By Elijah Joseph C. Tubayan
THE GOVERNMENT saw its fiscal deficit dip last month from the past year, as revenue growth slightly outpaced that of spending, the Bureau of the Treasury (BTr) reported on Monday.
The government posted a P32.9-billion fiscal deficit in May, down two percent from P33.4 billion in the same month last year.
“The deficit is slightly lower than last year’s level by two percent as revenue growth narrowly exceeded the acceleration in government spending,” the BTr noted.
Overall government revenues grew 13% to P259 billion from P228.3 billion, with tax revenues alone increasing by the same pace to P227 billion from P200.7 billion.
The Bureau of Internal Revenue (BIR) collected P172 billion that month, eight percent more than P158.7 billion a year ago, while the Bureau of Customs (BoC) raked in P52.7 billion, a 33% jump from P39.6 billion. Collections from other state offices that month, however, were 10% less at P2.2 billion from P2.5 billion in the same comparative months.
“The increase was due to the combined effects of the weaker peso, higher oil price and higher import volumes,” the BTr explained of the surge in Customs collections.
Non-tax inflows, meanwhile, accounted for P32 billion of overall revenues in May, recording a 16% increase from P27.5 billion a year ago. The BTr generated P21.4 billion of that amount, 19% more than the P18 billion recorded in 2017. Other government offices raked in P10.6 billion, 12% more than the past year’s P9.5 billion.
Overall expenditures last month, meanwhile, totaled P291.9 billion, 12% more than the P261.7 billion disbursed a year ago.
Interest payments were P21.1 billion, steady from May 2017, “mainly due to peso depreciation and an increase in rates for outstanding floating rate loans”.
Stripping out interest payments, net state disbursements grew 12% to P270.8 billion from P240.7 billion.
Michael L. Ricafort, economist at the Rizal Commercial Banking Corp., said that sustaining above-than-expected revenues would send a good signal to international rating agencies that the Tax Reform for Acceleration and Inclusion law, or Republic Act No. 10963, is delivering on its promise.
“Narrower budget deficits compared to the target ceiling set by the government amid improved government revenue collections may be taken more positively by credit rating agencies, especially if this is due to the structural improvements in government revenue collections as a result of tax reform measures and other reform measures to further improve tax collections/tax effort in a sustained/recurring manner,” Mr. Ricafort said in an e-mail.
He attributed the relatively slower year-on-year expenditure growth to “higher base/denominator effects in the same period last year.”
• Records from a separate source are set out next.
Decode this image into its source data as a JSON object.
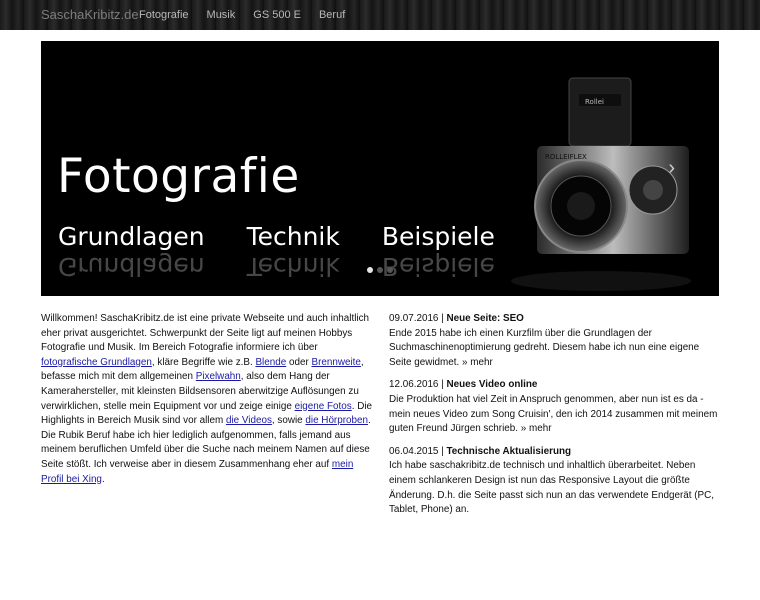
{
  "header": {
    "brand": "SaschaKribitz.de",
    "nav": [
      "Fotografie",
      "Musik",
      "GS 500 E",
      "Beruf"
    ]
  },
  "slider": {
    "title": "Fotografie",
    "topics": [
      "Grundlagen",
      "Technik",
      "Beispiele"
    ],
    "camera_brand": "ROLLEIFLEX",
    "camera_label": "Rollei",
    "next_arrow": "›",
    "dots": 3,
    "active_dot": 0
  },
  "intro": {
    "parts": [
      "Willkommen! SaschaKribitz.de ist eine private Webseite und auch inhaltlich eher privat ausgerichtet. Schwerpunkt der Seite ligt auf meinen Hobbys Fotografie und Musik. Im Bereich Fotografie informiere ich über ",
      "fotografische Grundlagen",
      ", kläre Begriffe wie z.B. ",
      "Blende",
      " oder ",
      "Brennweite",
      ", befasse mich mit dem allgemeinen ",
      "Pixelwahn",
      ", also dem Hang der Kamerahersteller, mit kleinsten Bildsensoren aberwitzige Auflösungen zu verwirklichen, stelle mein Equipment vor und zeige einige ",
      "eigene Fotos",
      ". Die Highlights in Bereich Musik sind vor allem ",
      "die Videos",
      ", sowie ",
      "die Hörproben",
      ". Die Rubik Beruf habe ich hier lediglich aufgenommen, falls jemand aus meinem beruflichen Umfeld über die Suche nach meinem Namen auf diese Seite stößt. Ich verweise aber in diesem Zusammenhang eher auf ",
      "mein Profil bei Xing",
      "."
    ]
  },
  "news": [
    {
      "date": "09.07.2016 | ",
      "title": "Neue Seite: SEO",
      "text": "Ende 2015 habe ich einen Kurzfilm über die Grundlagen der Suchmaschinenoptimierung gedreht. Diesem habe ich nun eine eigene Seite gewidmet.",
      "more": "» mehr"
    },
    {
      "date": "12.06.2016 | ",
      "title": "Neues Video online",
      "text": "Die Produktion hat viel Zeit in Anspruch genommen, aber nun ist es da - mein neues Video zum Song Cruisin', den ich 2014 zusammen mit meinem guten Freund Jürgen schrieb.",
      "more": "» mehr"
    },
    {
      "date": "06.04.2015 | ",
      "title": "Technische Aktualisierung",
      "text": "Ich habe saschakribitz.de technisch und inhaltlich überarbeitet. Neben einem schlankeren Design ist nun das Responsive Layout die größte Änderung. D.h. die Seite passt sich nun an das verwendete Endgerät (PC, Tablet, Phone) an.",
      "more": ""
    }
  ]
}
“A combination of improved government revenues and sustainable growth in government expenditures — especially on infrastructure — would be the ideal scenario, in terms of improved fiscal performance with structural improvements in tax revenue collections and increased economic growth brought about by greater contribution of more government spending on infrastructure and other spending that support long-term economic development/prospects,” Mr. Ricafort said.
The January-May fiscal deficit is now at P138.7 billion, more than double the P63.6 billion recorded in the same five months last year.
This is equivalent to 26.48% of the P523.7-billion full-year programmed budget shortfall.
“Compared to program, year-to-date deficit was 32% or P66.3 billion lower than programmed on account of higher revenue collections which exceeded the program by P81.5 billion or 7%,” the BTr said.
Revenues in the five months to May totaled P1.186 trillion, 19% more year-on-year from P996.5 billion.
Of that total, tax collections were P1.067 trillion, up 18% from P900.8 billion. The BIR collected P827.7 billion as of May, growing 15% from P716.8 billion a year ago, while the Customs bureau raked in 31% more at P229.3 billion from P174.9 billion. Collections from other state offices were P9.8 billion, eight percent more than the year-ago P9.1 billion.
Overall non-tax revenues amounted to P119.4 billion, 25% more than the P95.8 billion collected a year ago, with the BTr growing collections by 22% to P58.4 billion from P48 billion and other government offices increasing these inflows by 28% to P61.1 billion from P47.7 billion.
Expenditures in the first five months of the year totaled P1.33 trillion, up 25% from P1.06 trillion the past year.
Total interest payments amounted to P141.4 billion, seven percent more than P132.3 billion last year.
Net of interest payments, state spending grew 28% to P1.184 trillion from P927.8 billion in the same comparative five months.